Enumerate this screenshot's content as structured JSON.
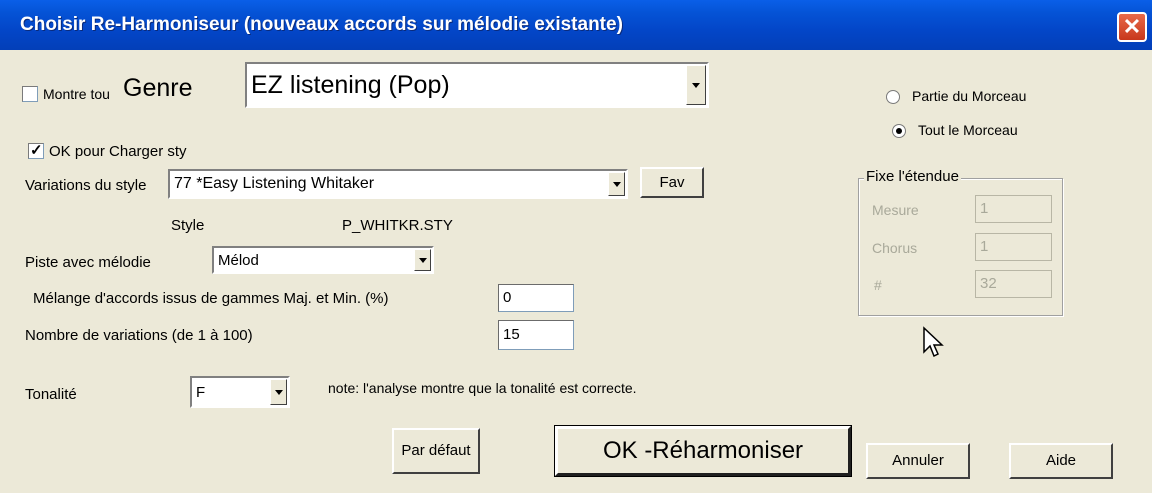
{
  "window": {
    "title": "Choisir Re-Harmoniseur (nouveaux accords sur mélodie existante)",
    "close_glyph": "✕"
  },
  "genre": {
    "show_all_label": "Montre tou",
    "show_all_checked": false,
    "genre_label": "Genre",
    "selected": "EZ listening (Pop)"
  },
  "load_style": {
    "label": "OK pour Charger sty",
    "checked": true
  },
  "style_variations": {
    "label": "Variations du style",
    "selected": "77 *Easy Listening Whitaker",
    "fav_button": "Fav"
  },
  "style_file": {
    "label": "Style",
    "value": "P_WHITKR.STY"
  },
  "melody_track": {
    "label": "Piste avec mélodie",
    "selected": "Mélod"
  },
  "mix_chords": {
    "label": "Mélange d'accords issus de gammes Maj. et Min. (%)",
    "value": "0"
  },
  "num_variations": {
    "label": "Nombre de variations (de 1 à 100)",
    "value": "15"
  },
  "key": {
    "label": "Tonalité",
    "selected": "F",
    "note": "note: l'analyse montre que la tonalité est correcte."
  },
  "scope": {
    "part_label": "Partie du Morceau",
    "whole_label": "Tout le Morceau",
    "selected": "whole"
  },
  "range": {
    "title": "Fixe l'étendue",
    "measure_label": "Mesure",
    "measure_value": "1",
    "chorus_label": "Chorus",
    "chorus_value": "1",
    "count_label": "#",
    "count_value": "32"
  },
  "buttons": {
    "default": "Par défaut",
    "ok": "OK -Réharmoniser",
    "cancel": "Annuler",
    "help": "Aide"
  }
}
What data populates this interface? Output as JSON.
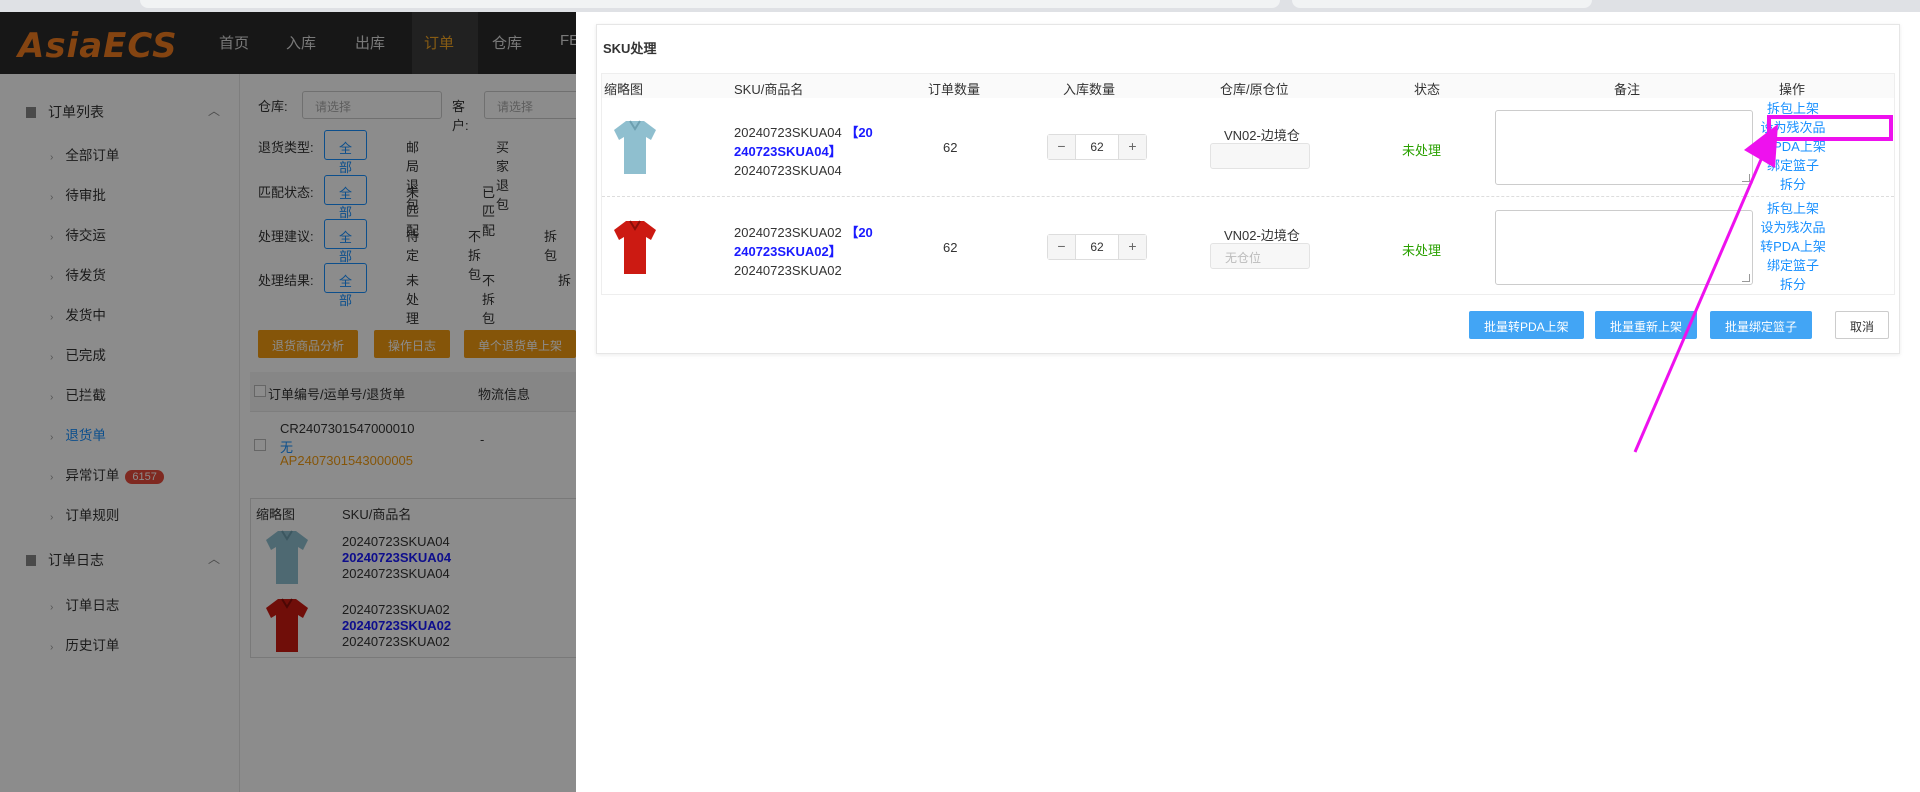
{
  "app": {
    "logo": "AsiaECS",
    "nav": [
      "首页",
      "入库",
      "出库",
      "订单",
      "仓库",
      "FE"
    ],
    "nav_active": "订单"
  },
  "sidebar": {
    "group1": "订单列表",
    "items": [
      "全部订单",
      "待审批",
      "待交运",
      "待发货",
      "发货中",
      "已完成",
      "已拦截",
      "退货单",
      "异常订单",
      "订单规则"
    ],
    "active_item": "退货单",
    "abnormal_badge": "6157",
    "group2": "订单日志",
    "items2": [
      "订单日志",
      "历史订单"
    ]
  },
  "filters": {
    "warehouse_label": "仓库:",
    "warehouse_placeholder": "请选择",
    "customer_label": "客户:",
    "customer_placeholder": "请选择",
    "return_type_label": "退货类型:",
    "return_type_options": [
      "全部",
      "邮局退包",
      "买家退包"
    ],
    "match_label": "匹配状态:",
    "match_options": [
      "全部",
      "未匹配",
      "已匹配"
    ],
    "suggest_label": "处理建议:",
    "suggest_options": [
      "全部",
      "待定",
      "不拆包",
      "拆包"
    ],
    "result_label": "处理结果:",
    "result_options": [
      "全部",
      "未处理",
      "不拆包",
      "拆"
    ]
  },
  "actions": [
    "退货商品分析",
    "操作日志",
    "单个退货单上架"
  ],
  "order_table": {
    "col1": "订单编号/运单号/退货单",
    "col2": "物流信息",
    "order_no": "CR2407301547000010",
    "waybill": "无",
    "return_no": "AP2407301543000005",
    "logistics": "-",
    "sub_head_thumb": "缩略图",
    "sub_head_sku": "SKU/商品名",
    "sub_rows": [
      {
        "code": "20240723SKUA04",
        "link": "20240723SKUA04",
        "name": "20240723SKUA04"
      },
      {
        "code": "20240723SKUA02",
        "link": "20240723SKUA02",
        "name": "20240723SKUA02"
      }
    ]
  },
  "modal": {
    "title": "SKU处理",
    "headers": {
      "thumb": "缩略图",
      "sku": "SKU/商品名",
      "order_qty": "订单数量",
      "in_qty": "入库数量",
      "location": "仓库/原仓位",
      "status": "状态",
      "remark": "备注",
      "ops": "操作"
    },
    "rows": [
      {
        "sku_code": "20240723SKUA04",
        "sku_link_a": "【20",
        "sku_link_b": "240723SKUA04】",
        "sku_name": "20240723SKUA04",
        "order_qty": "62",
        "in_qty": "62",
        "warehouse": "VN02-边境仓",
        "location_placeholder": "",
        "status": "未处理",
        "ops": [
          "拆包上架",
          "设为残次品",
          "转PDA上架",
          "绑定篮子",
          "拆分"
        ]
      },
      {
        "sku_code": "20240723SKUA02",
        "sku_link_a": "【20",
        "sku_link_b": "240723SKUA02】",
        "sku_name": "20240723SKUA02",
        "order_qty": "62",
        "in_qty": "62",
        "warehouse": "VN02-边境仓",
        "location_placeholder": "无仓位",
        "status": "未处理",
        "ops": [
          "拆包上架",
          "设为残次品",
          "转PDA上架",
          "绑定篮子",
          "拆分"
        ]
      }
    ],
    "buttons": {
      "batch_pda": "批量转PDA上架",
      "batch_reshelve": "批量重新上架",
      "batch_basket": "批量绑定篮子",
      "cancel": "取消"
    }
  },
  "colors": {
    "accent": "#1890ff",
    "orange": "#f39c12",
    "status_green": "#2aa000",
    "highlight": "#ee11ee",
    "shirt_blue": "#8fbfcf",
    "shirt_red": "#cc1a12"
  }
}
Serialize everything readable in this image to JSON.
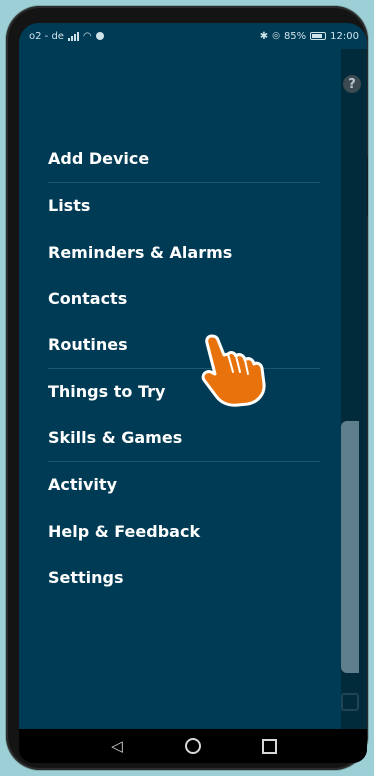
{
  "status_bar": {
    "carrier": "o2 - de",
    "battery": "85%",
    "time": "12:00"
  },
  "help_icon_glyph": "?",
  "menu": {
    "items": [
      {
        "label": "Add Device",
        "icon": "none"
      },
      {
        "label": "Lists"
      },
      {
        "label": "Reminders & Alarms"
      },
      {
        "label": "Contacts"
      },
      {
        "label": "Routines"
      },
      {
        "label": "Things to Try"
      },
      {
        "label": "Skills & Games"
      },
      {
        "label": "Activity"
      },
      {
        "label": "Help & Feedback"
      },
      {
        "label": "Settings"
      }
    ]
  },
  "nav_bar": {
    "back_icon": "triangle-back-icon",
    "home_icon": "circle-home-icon",
    "recents_icon": "square-recents-icon"
  },
  "colors": {
    "drawer_bg": "#003b55",
    "pointer_hand": "#e8730c"
  }
}
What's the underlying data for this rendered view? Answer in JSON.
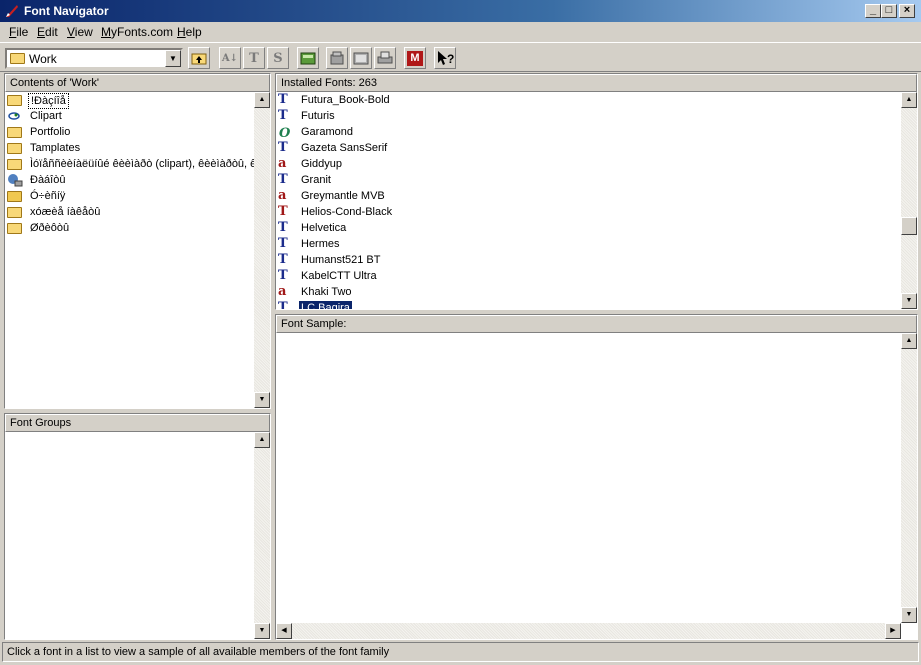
{
  "window": {
    "title": "Font Navigator"
  },
  "menu": [
    {
      "label": "File",
      "u": "F",
      "rest": "ile"
    },
    {
      "label": "Edit",
      "u": "E",
      "rest": "dit"
    },
    {
      "label": "View",
      "u": "V",
      "rest": "iew"
    },
    {
      "label": "MyFonts.com",
      "u": "M",
      "rest": "yFonts.com"
    },
    {
      "label": "Help",
      "u": "H",
      "rest": "elp"
    }
  ],
  "toolbar": {
    "folder_value": "Work",
    "buttons": [
      "up-folder-icon",
      "sort-az-icon",
      "truetype-icon",
      "type1-icon",
      "add-font-icon",
      "install-icon",
      "properties-icon",
      "print-icon",
      "myfonts-icon",
      "context-help-icon"
    ]
  },
  "contents": {
    "header": "Contents of 'Work'",
    "items": [
      {
        "label": "!Ðàçíîå",
        "icon": "folder-icon",
        "selected_outline": true
      },
      {
        "label": "Clipart",
        "icon": "clipart-icon"
      },
      {
        "label": "Portfolio",
        "icon": "folder-icon"
      },
      {
        "label": "Tamplates",
        "icon": "folder-icon"
      },
      {
        "label": "Ìóïåññèèíàëüíûé êèèìàðò (clipart), êèèìàðòû, êè",
        "icon": "folder-icon"
      },
      {
        "label": "Ðàáîòû",
        "icon": "network-icon"
      },
      {
        "label": "Ó÷èñíÿ",
        "icon": "folder-open-icon"
      },
      {
        "label": "xóæèå íàêåòû",
        "icon": "folder-icon"
      },
      {
        "label": "Øðèôòû",
        "icon": "folder-icon"
      }
    ]
  },
  "font_groups": {
    "header": "Font Groups"
  },
  "installed": {
    "header": "Installed Fonts: 263",
    "items": [
      {
        "label": "Futura_Book-Bold",
        "icon": "truetype-icon"
      },
      {
        "label": "Futuris",
        "icon": "truetype-icon"
      },
      {
        "label": "Garamond",
        "icon": "opentype-icon"
      },
      {
        "label": "Gazeta SansSerif",
        "icon": "truetype-icon"
      },
      {
        "label": "Giddyup",
        "icon": "type1-icon"
      },
      {
        "label": "Granit",
        "icon": "truetype-icon"
      },
      {
        "label": "Greymantle MVB",
        "icon": "type1-icon"
      },
      {
        "label": "Helios-Cond-Black",
        "icon": "type1-red-icon"
      },
      {
        "label": "Helvetica",
        "icon": "truetype-icon"
      },
      {
        "label": "Hermes",
        "icon": "truetype-icon"
      },
      {
        "label": "Humanst521 BT",
        "icon": "truetype-icon"
      },
      {
        "label": "KabelCTT Ultra",
        "icon": "truetype-icon"
      },
      {
        "label": "Khaki Two",
        "icon": "type1-icon"
      },
      {
        "label": "LC Bagira",
        "icon": "truetype-icon",
        "selected": true
      }
    ]
  },
  "sample": {
    "header": "Font Sample:"
  },
  "status": "Click a font in a list to view a sample of all available members of the font family"
}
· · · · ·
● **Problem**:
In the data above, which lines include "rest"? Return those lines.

● **Solved problem**:
      "rest": "ile"
      "rest": "dit"
      "rest": "iew"
      "rest": "yFonts.com"
      "rest": "elp"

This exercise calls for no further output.